This weekend was the 40th Annual Maryland Sheep and Wool Festival.
It was, of course, amazing. And of course, I bought THINGS and saw PEOPLE… and we petted 3740173408174 sheep. We didn’t get much of a chance to take pics of the vendors, stuff for sale – I always feel weird about doing that without getting permission, and it was soooo crowded that it would be difficult – so you’ll have to settle for pics of sheep.

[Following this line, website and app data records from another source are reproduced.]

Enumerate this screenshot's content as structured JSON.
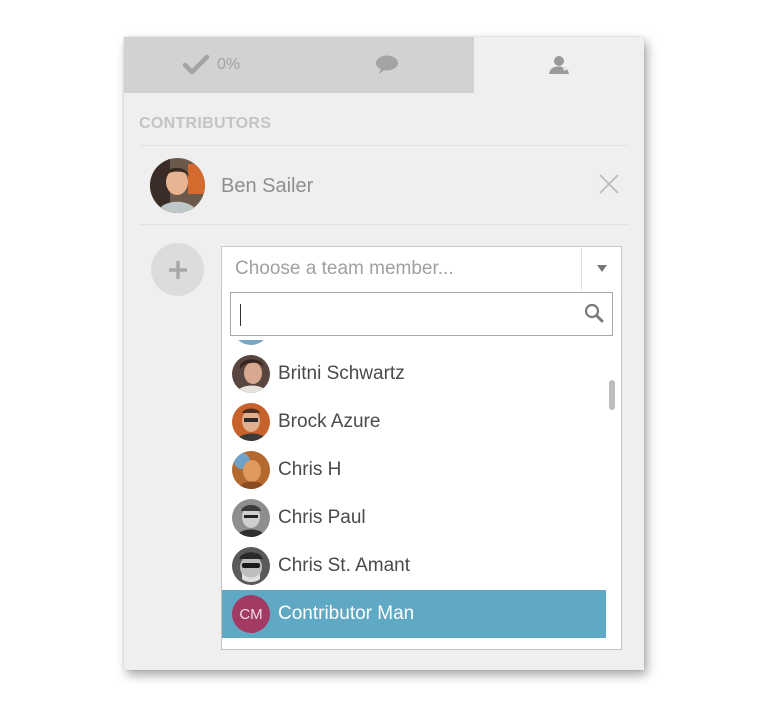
{
  "tabs": [
    {
      "name": "checklist",
      "label": "0%",
      "icon": "checkmark-icon"
    },
    {
      "name": "comments",
      "label": "",
      "icon": "speech-bubble-icon"
    },
    {
      "name": "contributors",
      "label": "",
      "icon": "user-icon",
      "active": true
    }
  ],
  "section_title": "CONTRIBUTORS",
  "contributor": {
    "name": "Ben Sailer"
  },
  "select": {
    "placeholder": "Choose a team member..."
  },
  "search": {
    "value": ""
  },
  "members": [
    {
      "name": "",
      "partial": true
    },
    {
      "name": "Britni Schwartz"
    },
    {
      "name": "Brock Azure"
    },
    {
      "name": "Chris H"
    },
    {
      "name": "Chris Paul"
    },
    {
      "name": "Chris St. Amant"
    },
    {
      "name": "Contributor Man",
      "initials": "CM",
      "selected": true
    }
  ],
  "colors": {
    "selected": "#5fa9c4",
    "initials_bg": "#a33a63",
    "panel_bg": "#efefef",
    "tab_bg": "#d2d2d2"
  }
}
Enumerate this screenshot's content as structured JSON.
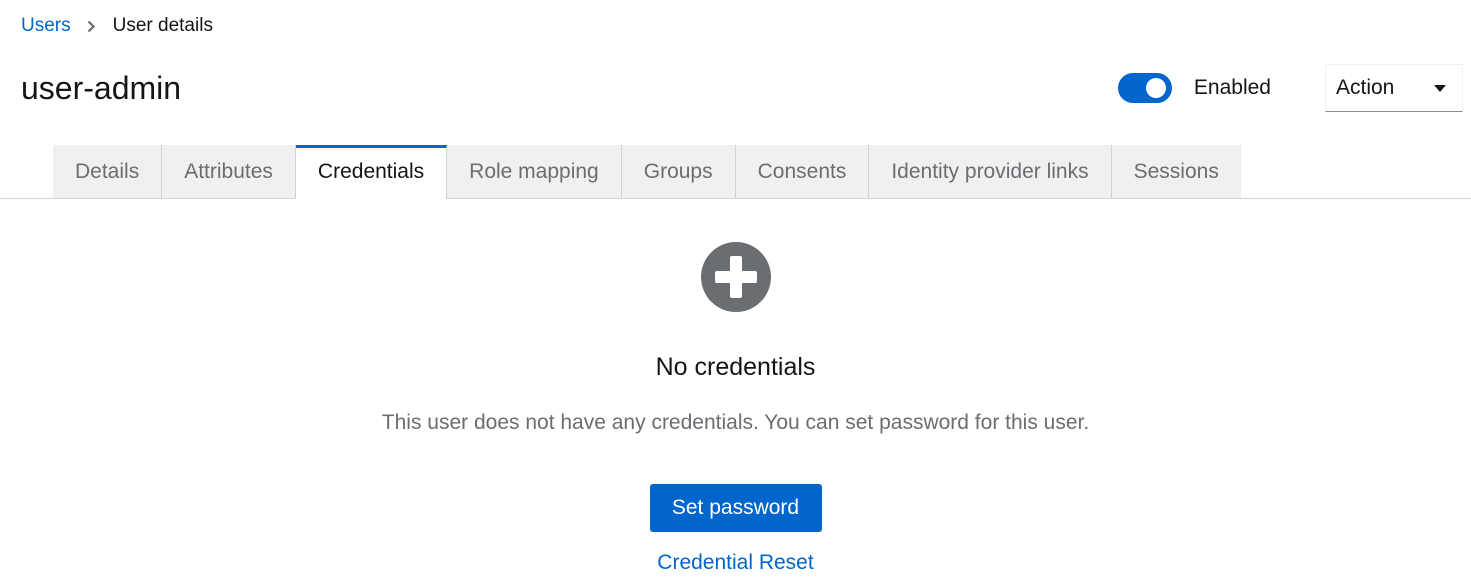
{
  "breadcrumb": {
    "parent": "Users",
    "current": "User details"
  },
  "header": {
    "title": "user-admin",
    "enabled_label": "Enabled",
    "enabled": true,
    "action_label": "Action"
  },
  "tabs": [
    {
      "label": "Details",
      "active": false
    },
    {
      "label": "Attributes",
      "active": false
    },
    {
      "label": "Credentials",
      "active": true
    },
    {
      "label": "Role mapping",
      "active": false
    },
    {
      "label": "Groups",
      "active": false
    },
    {
      "label": "Consents",
      "active": false
    },
    {
      "label": "Identity provider links",
      "active": false
    },
    {
      "label": "Sessions",
      "active": false
    }
  ],
  "empty_state": {
    "icon": "plus-circle-icon",
    "title": "No credentials",
    "body": "This user does not have any credentials. You can set password for this user.",
    "primary_button": "Set password",
    "secondary_link": "Credential Reset"
  },
  "colors": {
    "accent": "#0066cc",
    "icon_gray": "#6a6e73",
    "tab_bg": "#f0f0f0"
  }
}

One of my ongoing projects for learning as much as I can about my profession is to explore sheep breeds. I’m not the only one out there doing it, of course – since the intensely informative primer The Fleece & Fiber Sourcebook: More Than 200 Fibers, from Animal to Spun Yarn came out, a lot of fiber artists are exploring the rare breeds and getting educated. When I go to fiber festivals now, one of the things I always try to do is bring back at least one example of a breed I’ve never spun to work with. This time around, I managed to snag two!
One of the scores was an 8oz bag of Finn x Dorset. I’ve worked with Dorset before, but not Finn, nor the two as a cross. It’s relatively soft, but the big draw is how bouncy it is. Not as bouncy as BFL, but it’s got some life to it. I’ll definitely talk about it more when I spin it up. It’s a lovely white color, too.
The other remarkable wool was a bag of Manx Loaghtan – an “at risk” breed from the Isle of Manx. They look a bit like Jacob sheep, with four to six horns happening all over their heads, but they’ve got a mouse-brown coat instead of the Jacob’s browns and whites. The fiber was MUCH softer than I expected from looking at it, and it seems like it will want to be spun finely. I plan to try blending some in batts as well as playing around with spinning it solo.
There were also some AMAZING things that will be getting their own post – spinning fiber kits from Rainbow Rapunzel, aka Linda Evans… the prettiest Hobbledehoy batt I could find, as well as some dyed add-ins from her… and more! But for now, let’s show the SHEEP.